“We’re actually a restaurant pushed primarily by what’s coming from the farm and what the greens are,” Connaughton explains.
On the day Eater visited, the kitchen was engaged on turning an abundance of squash right into a sashimi dish.
“We have now completely different zucchini, completely different squash, and mainly we’re highlighting all of the completely different components of the plant,” Connaughton says.
First they ribbon the squash to get put onto the sashimi dish. The objective is to create the form of a chrysanthemum flower with squash and sashimi.
From there, the squash ribbons are compressed right into a kombu dashi — a Japanese soup inventory — with contemporary herbs.
Subsequent they put together the fish. In the present day, they’re utilizing what’s identified in Japan as a madai, or sea bream. They scale the fish then break it off the bone to salt treatment it.
“That is all very traditional Japanese fish butchery,” says Connaughton. “That is actually about precision as a result of all the way in which all the way down to the ultimate slicing and getting every one of many slices to be precisely the identical is de facto essential for not how the dish seems to be, however the way it eats.”
The fish is then thinly sliced, and the squash and sashimi are organized like a flower on the serving dish.
Cooks make the stomach, tail, and collar of the fish right into a mousse that will get stuffed into the squash blossoms, that are then tempura fried.
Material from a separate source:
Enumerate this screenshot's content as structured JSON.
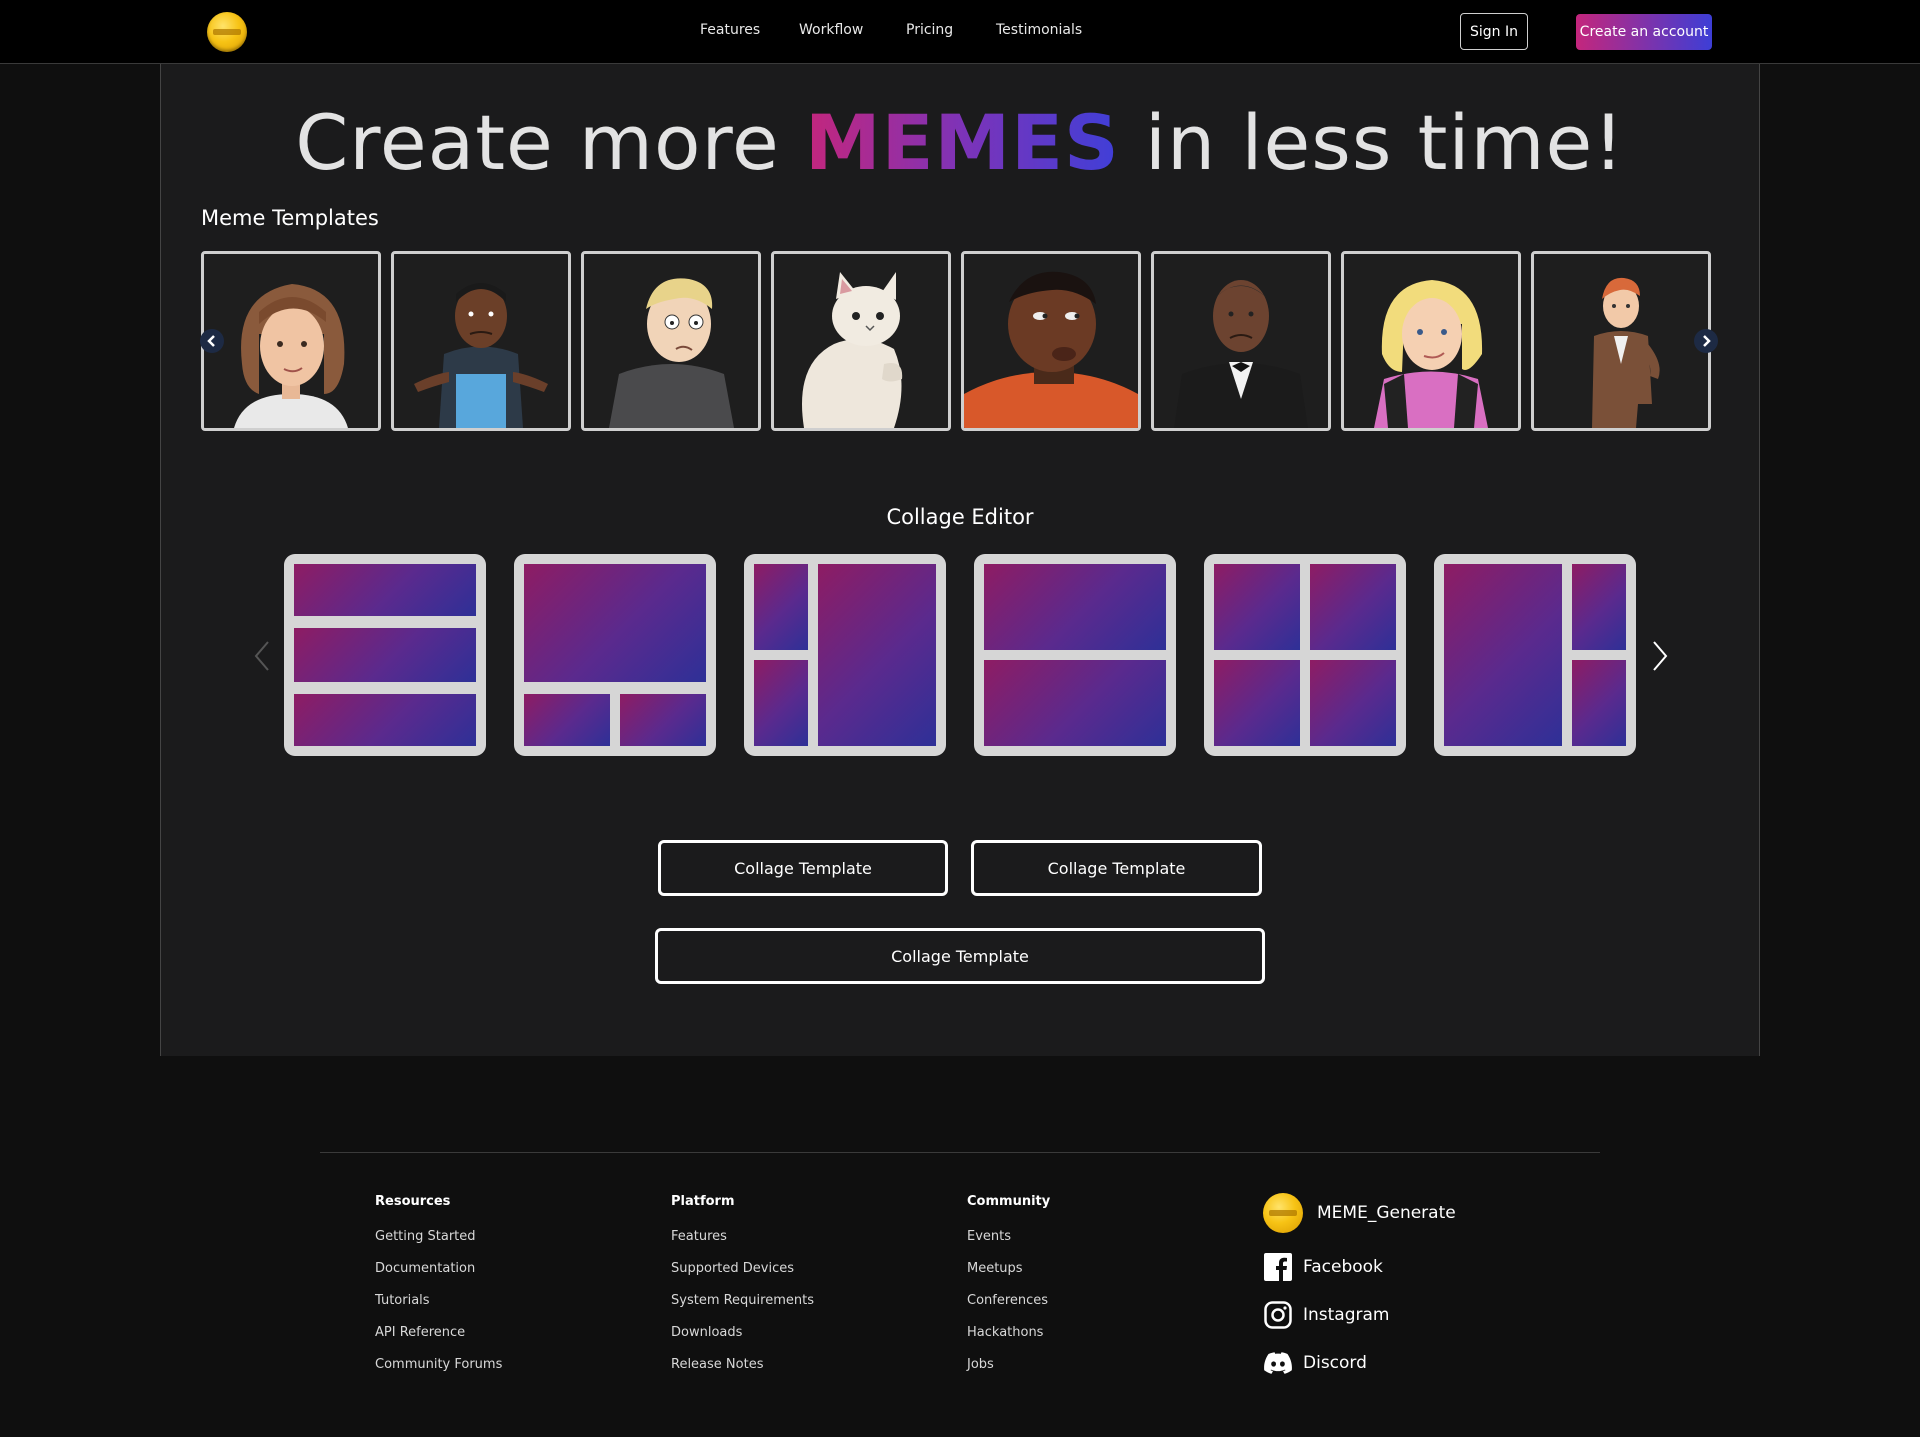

The tempura fried squash blossom will get placed on a distinct dish, which is then stacked on high of the plate of squash sashimi utilizing a Japanese approach known as jubako.
“Our farmers are working for months, generally like a yr on a product, and we serve it that evening,” says Connaughton. “It’s type of our accountability as cooks to showcase the arduous work of the farmers.”